**Exercise inputs**
[Start of section]
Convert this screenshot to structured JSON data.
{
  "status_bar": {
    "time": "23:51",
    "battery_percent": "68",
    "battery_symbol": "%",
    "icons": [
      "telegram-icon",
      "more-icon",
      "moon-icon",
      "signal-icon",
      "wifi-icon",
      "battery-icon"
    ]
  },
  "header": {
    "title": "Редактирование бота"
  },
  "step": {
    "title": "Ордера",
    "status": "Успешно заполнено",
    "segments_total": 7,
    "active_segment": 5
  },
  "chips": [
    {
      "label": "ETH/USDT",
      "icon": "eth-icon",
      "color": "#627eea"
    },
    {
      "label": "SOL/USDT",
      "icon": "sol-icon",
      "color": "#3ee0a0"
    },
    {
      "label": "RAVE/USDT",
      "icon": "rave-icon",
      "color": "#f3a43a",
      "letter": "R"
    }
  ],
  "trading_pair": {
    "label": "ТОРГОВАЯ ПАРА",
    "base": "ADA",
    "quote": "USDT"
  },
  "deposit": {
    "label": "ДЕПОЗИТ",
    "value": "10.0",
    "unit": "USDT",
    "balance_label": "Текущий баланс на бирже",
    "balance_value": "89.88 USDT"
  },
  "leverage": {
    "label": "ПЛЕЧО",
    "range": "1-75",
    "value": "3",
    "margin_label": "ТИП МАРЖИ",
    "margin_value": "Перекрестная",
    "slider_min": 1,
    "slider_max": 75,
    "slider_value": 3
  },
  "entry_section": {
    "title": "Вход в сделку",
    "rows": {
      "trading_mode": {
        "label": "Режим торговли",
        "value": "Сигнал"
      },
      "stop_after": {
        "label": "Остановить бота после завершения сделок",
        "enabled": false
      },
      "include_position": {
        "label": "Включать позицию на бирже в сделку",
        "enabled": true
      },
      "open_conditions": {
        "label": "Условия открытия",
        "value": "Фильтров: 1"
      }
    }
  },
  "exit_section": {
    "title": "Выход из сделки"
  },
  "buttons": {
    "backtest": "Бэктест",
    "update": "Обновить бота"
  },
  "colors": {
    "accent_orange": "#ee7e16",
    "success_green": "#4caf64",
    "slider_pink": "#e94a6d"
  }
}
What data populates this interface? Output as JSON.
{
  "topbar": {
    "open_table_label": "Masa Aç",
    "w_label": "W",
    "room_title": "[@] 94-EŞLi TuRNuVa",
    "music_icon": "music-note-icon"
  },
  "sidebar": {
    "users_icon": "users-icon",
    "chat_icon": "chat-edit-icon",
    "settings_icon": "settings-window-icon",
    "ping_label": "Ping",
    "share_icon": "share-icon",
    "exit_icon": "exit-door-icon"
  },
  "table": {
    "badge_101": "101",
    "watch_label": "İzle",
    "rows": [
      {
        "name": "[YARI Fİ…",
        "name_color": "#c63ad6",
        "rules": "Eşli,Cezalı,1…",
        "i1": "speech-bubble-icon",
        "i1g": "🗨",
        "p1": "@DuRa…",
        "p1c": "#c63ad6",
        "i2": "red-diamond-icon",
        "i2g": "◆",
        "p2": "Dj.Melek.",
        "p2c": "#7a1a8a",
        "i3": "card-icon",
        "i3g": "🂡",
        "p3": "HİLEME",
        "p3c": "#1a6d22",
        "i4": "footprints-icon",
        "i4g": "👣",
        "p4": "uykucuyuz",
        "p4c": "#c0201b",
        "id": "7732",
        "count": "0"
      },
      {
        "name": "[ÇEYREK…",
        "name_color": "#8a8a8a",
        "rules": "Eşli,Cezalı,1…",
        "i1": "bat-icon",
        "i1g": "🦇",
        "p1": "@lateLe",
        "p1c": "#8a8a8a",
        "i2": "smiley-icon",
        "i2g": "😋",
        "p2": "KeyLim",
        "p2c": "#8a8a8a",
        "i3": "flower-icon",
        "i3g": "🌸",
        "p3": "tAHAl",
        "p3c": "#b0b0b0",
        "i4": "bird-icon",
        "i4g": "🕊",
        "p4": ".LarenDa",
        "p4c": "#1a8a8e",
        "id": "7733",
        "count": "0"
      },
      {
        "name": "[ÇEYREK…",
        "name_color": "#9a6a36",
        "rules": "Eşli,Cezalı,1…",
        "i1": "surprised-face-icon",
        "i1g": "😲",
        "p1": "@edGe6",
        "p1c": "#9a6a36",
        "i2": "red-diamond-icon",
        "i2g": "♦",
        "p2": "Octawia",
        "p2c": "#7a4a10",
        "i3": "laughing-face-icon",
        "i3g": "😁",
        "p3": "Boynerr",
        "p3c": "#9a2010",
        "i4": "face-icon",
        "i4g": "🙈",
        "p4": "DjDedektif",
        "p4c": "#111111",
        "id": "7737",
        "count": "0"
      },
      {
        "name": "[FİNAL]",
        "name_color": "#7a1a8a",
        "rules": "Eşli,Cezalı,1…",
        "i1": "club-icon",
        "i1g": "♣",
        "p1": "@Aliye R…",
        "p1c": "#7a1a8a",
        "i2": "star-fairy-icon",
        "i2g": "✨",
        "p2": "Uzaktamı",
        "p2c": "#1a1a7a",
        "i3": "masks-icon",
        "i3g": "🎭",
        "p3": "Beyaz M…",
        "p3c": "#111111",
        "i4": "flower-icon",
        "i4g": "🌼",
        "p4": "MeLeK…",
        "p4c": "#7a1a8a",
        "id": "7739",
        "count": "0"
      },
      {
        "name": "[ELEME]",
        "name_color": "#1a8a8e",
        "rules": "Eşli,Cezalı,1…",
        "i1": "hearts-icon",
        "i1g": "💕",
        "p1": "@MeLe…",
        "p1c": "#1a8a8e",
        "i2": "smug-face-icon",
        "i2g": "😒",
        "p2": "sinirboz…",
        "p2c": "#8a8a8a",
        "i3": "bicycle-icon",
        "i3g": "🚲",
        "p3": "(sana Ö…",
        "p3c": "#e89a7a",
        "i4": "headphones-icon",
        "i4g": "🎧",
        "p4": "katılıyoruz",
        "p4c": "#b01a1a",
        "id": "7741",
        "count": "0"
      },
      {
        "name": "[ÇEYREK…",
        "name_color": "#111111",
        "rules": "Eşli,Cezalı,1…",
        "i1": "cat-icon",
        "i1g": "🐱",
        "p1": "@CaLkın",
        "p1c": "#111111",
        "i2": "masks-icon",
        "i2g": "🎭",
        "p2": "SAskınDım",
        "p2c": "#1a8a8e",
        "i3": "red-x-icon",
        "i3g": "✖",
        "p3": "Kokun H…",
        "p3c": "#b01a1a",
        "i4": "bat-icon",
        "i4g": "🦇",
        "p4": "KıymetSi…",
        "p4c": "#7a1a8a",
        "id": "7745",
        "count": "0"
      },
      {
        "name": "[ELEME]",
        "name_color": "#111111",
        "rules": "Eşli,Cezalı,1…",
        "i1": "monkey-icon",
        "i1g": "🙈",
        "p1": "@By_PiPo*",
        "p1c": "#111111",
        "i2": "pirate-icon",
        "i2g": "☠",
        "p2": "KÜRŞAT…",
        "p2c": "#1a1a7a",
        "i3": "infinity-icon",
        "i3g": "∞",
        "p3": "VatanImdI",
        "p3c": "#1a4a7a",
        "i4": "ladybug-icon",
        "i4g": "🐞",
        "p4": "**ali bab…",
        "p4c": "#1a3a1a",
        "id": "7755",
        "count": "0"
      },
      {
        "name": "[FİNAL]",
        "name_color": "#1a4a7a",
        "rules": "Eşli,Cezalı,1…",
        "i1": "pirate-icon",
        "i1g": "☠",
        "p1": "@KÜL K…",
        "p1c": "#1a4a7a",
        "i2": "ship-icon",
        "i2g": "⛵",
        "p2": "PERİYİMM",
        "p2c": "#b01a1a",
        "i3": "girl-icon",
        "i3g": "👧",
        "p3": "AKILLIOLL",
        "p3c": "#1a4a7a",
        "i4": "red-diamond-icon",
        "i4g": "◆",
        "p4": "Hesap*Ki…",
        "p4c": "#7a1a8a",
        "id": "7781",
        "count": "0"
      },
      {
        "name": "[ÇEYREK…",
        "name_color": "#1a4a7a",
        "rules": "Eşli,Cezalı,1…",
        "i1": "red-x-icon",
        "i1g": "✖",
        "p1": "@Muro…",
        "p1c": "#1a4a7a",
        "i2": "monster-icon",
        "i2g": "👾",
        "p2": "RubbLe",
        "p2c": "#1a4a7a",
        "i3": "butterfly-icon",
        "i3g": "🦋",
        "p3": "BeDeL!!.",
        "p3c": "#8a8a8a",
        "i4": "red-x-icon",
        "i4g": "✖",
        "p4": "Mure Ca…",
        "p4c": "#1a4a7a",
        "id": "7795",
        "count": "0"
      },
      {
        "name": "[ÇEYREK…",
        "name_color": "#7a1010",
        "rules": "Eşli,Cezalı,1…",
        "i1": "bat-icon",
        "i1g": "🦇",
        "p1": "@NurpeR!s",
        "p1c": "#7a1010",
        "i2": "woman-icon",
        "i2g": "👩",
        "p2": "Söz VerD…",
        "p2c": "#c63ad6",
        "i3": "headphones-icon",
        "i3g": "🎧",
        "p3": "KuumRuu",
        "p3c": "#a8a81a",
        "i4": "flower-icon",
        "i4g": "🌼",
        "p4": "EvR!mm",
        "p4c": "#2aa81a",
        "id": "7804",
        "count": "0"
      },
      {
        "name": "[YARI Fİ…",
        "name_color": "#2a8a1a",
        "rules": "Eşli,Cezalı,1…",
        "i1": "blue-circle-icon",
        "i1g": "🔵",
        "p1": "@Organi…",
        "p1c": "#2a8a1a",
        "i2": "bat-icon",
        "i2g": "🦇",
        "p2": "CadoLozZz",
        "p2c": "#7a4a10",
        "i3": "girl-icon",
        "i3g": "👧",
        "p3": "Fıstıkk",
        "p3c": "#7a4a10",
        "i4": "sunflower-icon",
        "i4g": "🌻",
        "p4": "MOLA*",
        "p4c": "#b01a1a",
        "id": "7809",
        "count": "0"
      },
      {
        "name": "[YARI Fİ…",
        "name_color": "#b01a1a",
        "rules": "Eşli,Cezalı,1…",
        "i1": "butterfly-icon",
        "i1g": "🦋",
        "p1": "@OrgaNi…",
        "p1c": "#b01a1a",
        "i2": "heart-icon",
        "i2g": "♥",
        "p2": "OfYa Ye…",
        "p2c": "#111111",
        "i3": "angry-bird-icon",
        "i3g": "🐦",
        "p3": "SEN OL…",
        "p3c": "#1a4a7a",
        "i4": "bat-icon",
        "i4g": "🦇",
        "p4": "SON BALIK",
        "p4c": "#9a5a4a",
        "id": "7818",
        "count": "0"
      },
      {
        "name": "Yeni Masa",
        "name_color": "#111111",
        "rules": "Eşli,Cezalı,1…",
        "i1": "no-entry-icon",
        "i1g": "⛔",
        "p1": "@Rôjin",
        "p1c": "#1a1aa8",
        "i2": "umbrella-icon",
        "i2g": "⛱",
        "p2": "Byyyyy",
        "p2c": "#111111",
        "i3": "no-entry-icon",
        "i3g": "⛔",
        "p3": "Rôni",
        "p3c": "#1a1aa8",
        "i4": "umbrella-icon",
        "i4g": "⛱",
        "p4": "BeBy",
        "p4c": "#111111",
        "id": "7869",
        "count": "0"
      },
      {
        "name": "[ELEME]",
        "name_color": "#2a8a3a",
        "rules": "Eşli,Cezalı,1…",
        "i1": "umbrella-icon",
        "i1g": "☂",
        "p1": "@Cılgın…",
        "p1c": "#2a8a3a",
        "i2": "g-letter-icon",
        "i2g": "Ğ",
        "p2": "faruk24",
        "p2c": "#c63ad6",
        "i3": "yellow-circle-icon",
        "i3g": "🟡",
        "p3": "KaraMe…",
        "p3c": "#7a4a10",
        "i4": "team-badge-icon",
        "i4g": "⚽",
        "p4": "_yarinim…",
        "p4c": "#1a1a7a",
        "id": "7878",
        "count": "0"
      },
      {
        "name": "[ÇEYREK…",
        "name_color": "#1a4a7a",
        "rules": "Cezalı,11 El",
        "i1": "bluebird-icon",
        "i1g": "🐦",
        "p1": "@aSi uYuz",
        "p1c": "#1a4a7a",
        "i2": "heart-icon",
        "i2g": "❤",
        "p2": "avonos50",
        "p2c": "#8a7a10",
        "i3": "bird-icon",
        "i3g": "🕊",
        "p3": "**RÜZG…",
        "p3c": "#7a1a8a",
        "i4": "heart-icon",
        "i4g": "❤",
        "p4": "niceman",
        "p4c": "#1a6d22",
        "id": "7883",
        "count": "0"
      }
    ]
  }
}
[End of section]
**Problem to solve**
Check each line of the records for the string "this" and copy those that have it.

**Your response**
Convert this screenshot to structured JSON data.
What data populates this interface? Output as JSON.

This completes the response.